◆ What the exercise asks ◆
Output each record below exactly, leaving any picture out of the copy.

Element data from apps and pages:
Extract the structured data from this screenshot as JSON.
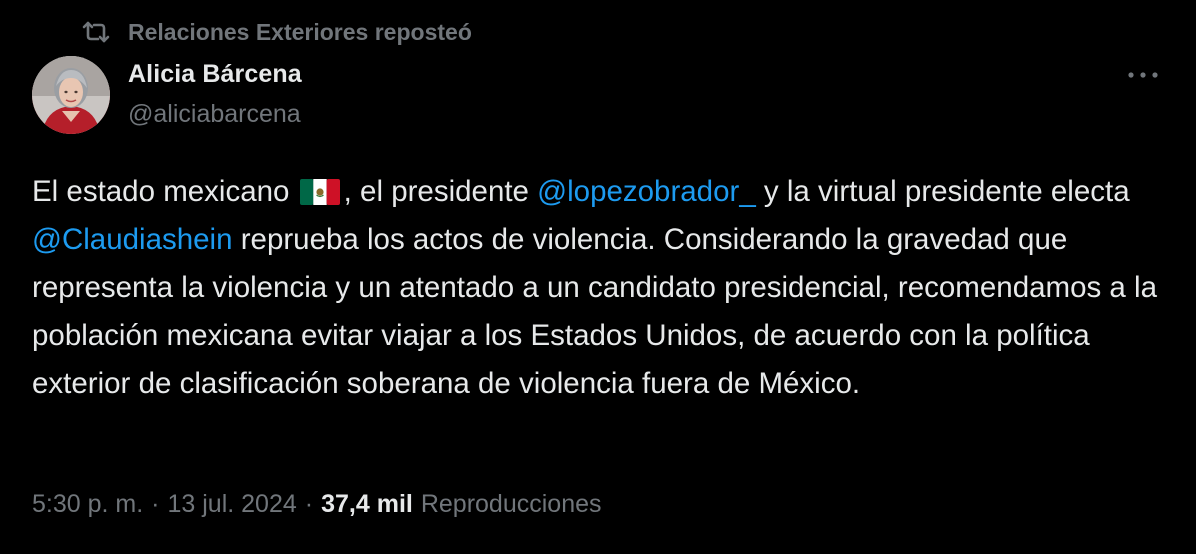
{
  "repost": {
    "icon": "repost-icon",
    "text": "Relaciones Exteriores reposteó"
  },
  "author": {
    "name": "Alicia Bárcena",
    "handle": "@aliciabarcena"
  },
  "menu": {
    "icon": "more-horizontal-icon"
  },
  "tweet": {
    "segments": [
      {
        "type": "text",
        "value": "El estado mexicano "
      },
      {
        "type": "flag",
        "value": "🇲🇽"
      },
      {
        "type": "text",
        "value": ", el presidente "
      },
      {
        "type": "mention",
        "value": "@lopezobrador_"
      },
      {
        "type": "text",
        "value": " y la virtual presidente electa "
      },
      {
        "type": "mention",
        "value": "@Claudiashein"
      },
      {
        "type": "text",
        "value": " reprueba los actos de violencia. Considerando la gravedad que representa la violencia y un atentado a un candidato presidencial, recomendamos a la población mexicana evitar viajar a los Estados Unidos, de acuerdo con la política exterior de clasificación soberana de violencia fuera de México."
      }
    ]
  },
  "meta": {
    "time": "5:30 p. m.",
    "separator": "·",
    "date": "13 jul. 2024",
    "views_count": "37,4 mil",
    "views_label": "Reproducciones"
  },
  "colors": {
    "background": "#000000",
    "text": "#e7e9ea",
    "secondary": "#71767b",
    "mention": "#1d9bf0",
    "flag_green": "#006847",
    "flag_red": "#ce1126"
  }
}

◆ Exercise output ◆
Extract the structured data from this screenshot as JSON.
{
  "repost": {
    "icon": "repost-icon",
    "text": "Relaciones Exteriores reposteó"
  },
  "author": {
    "name": "Alicia Bárcena",
    "handle": "@aliciabarcena"
  },
  "menu": {
    "icon": "more-horizontal-icon"
  },
  "tweet": {
    "segments": [
      {
        "type": "text",
        "value": "El estado mexicano "
      },
      {
        "type": "flag",
        "value": "🇲🇽"
      },
      {
        "type": "text",
        "value": ", el presidente "
      },
      {
        "type": "mention",
        "value": "@lopezobrador_"
      },
      {
        "type": "text",
        "value": " y la virtual presidente electa "
      },
      {
        "type": "mention",
        "value": "@Claudiashein"
      },
      {
        "type": "text",
        "value": " reprueba los actos de violencia. Considerando la gravedad que representa la violencia y un atentado a un candidato presidencial, recomendamos a la población mexicana evitar viajar a los Estados Unidos, de acuerdo con la política exterior de clasificación soberana de violencia fuera de México."
      }
    ]
  },
  "meta": {
    "time": "5:30 p. m.",
    "separator": "·",
    "date": "13 jul. 2024",
    "views_count": "37,4 mil",
    "views_label": "Reproducciones"
  },
  "colors": {
    "background": "#000000",
    "text": "#e7e9ea",
    "secondary": "#71767b",
    "mention": "#1d9bf0",
    "flag_green": "#006847",
    "flag_red": "#ce1126"
  }
}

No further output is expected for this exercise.